[Items from an interface collection]
####

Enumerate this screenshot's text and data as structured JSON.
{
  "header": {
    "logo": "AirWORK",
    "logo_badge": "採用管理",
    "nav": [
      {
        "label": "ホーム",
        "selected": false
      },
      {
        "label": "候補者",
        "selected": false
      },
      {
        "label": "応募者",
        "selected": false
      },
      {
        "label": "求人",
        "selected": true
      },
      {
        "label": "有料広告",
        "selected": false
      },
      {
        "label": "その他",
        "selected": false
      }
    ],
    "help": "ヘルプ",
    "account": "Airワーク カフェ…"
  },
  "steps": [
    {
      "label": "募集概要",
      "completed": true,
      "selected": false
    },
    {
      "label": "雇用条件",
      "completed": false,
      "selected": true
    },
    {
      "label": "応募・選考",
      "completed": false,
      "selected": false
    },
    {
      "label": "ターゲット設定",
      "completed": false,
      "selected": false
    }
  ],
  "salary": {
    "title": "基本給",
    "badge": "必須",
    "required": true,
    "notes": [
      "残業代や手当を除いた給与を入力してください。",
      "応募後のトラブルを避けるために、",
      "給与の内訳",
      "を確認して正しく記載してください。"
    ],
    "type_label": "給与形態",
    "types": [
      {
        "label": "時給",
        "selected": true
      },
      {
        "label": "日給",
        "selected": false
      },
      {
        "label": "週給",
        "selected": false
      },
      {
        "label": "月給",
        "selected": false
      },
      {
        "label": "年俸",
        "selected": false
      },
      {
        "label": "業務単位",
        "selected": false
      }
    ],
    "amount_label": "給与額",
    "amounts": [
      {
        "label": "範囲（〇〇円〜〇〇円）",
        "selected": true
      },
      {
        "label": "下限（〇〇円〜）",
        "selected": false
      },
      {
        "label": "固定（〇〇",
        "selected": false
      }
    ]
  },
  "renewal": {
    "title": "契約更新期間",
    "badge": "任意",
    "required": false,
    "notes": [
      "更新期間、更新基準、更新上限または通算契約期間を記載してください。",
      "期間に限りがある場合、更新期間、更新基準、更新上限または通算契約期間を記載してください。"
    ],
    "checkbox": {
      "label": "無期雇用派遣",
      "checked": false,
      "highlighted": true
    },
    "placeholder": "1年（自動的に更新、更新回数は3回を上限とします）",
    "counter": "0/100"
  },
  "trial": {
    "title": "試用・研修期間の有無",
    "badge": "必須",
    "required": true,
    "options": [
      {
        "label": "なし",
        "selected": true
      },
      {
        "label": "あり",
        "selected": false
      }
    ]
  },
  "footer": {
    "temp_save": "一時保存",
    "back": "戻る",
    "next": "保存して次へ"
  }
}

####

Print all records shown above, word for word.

## Response below:
Enumerate this screenshot's text and data as structured JSON.
{
  "header": {
    "logo": "AirWORK",
    "logo_badge": "採用管理",
    "nav": [
      {
        "label": "ホーム",
        "selected": false
      },
      {
        "label": "候補者",
        "selected": false
      },
      {
        "label": "応募者",
        "selected": false
      },
      {
        "label": "求人",
        "selected": true
      },
      {
        "label": "有料広告",
        "selected": false
      },
      {
        "label": "その他",
        "selected": false
      }
    ],
    "help": "ヘルプ",
    "account": "Airワーク カフェ…"
  },
  "steps": [
    {
      "label": "募集概要",
      "completed": true,
      "selected": false
    },
    {
      "label": "雇用条件",
      "completed": false,
      "selected": true
    },
    {
      "label": "応募・選考",
      "completed": false,
      "selected": false
    },
    {
      "label": "ターゲット設定",
      "completed": false,
      "selected": false
    }
  ],
  "salary": {
    "title": "基本給",
    "badge": "必須",
    "required": true,
    "notes": [
      "残業代や手当を除いた給与を入力してください。",
      "応募後のトラブルを避けるために、",
      "給与の内訳",
      "を確認して正しく記載してください。"
    ],
    "type_label": "給与形態",
    "types": [
      {
        "label": "時給",
        "selected": true
      },
      {
        "label": "日給",
        "selected": false
      },
      {
        "label": "週給",
        "selected": false
      },
      {
        "label": "月給",
        "selected": false
      },
      {
        "label": "年俸",
        "selected": false
      },
      {
        "label": "業務単位",
        "selected": false
      }
    ],
    "amount_label": "給与額",
    "amounts": [
      {
        "label": "範囲（〇〇円〜〇〇円）",
        "selected": true
      },
      {
        "label": "下限（〇〇円〜）",
        "selected": false
      },
      {
        "label": "固定（〇〇",
        "selected": false
      }
    ]
  },
  "renewal": {
    "title": "契約更新期間",
    "badge": "任意",
    "required": false,
    "notes": [
      "更新期間、更新基準、更新上限または通算契約期間を記載してください。",
      "期間に限りがある場合、更新期間、更新基準、更新上限または通算契約期間を記載してください。"
    ],
    "checkbox": {
      "label": "無期雇用派遣",
      "checked": false,
      "highlighted": true
    },
    "placeholder": "1年（自動的に更新、更新回数は3回を上限とします）",
    "counter": "0/100"
  },
  "trial": {
    "title": "試用・研修期間の有無",
    "badge": "必須",
    "required": true,
    "options": [
      {
        "label": "なし",
        "selected": true
      },
      {
        "label": "あり",
        "selected": false
      }
    ]
  },
  "footer": {
    "temp_save": "一時保存",
    "back": "戻る",
    "next": "保存して次へ"
  }
}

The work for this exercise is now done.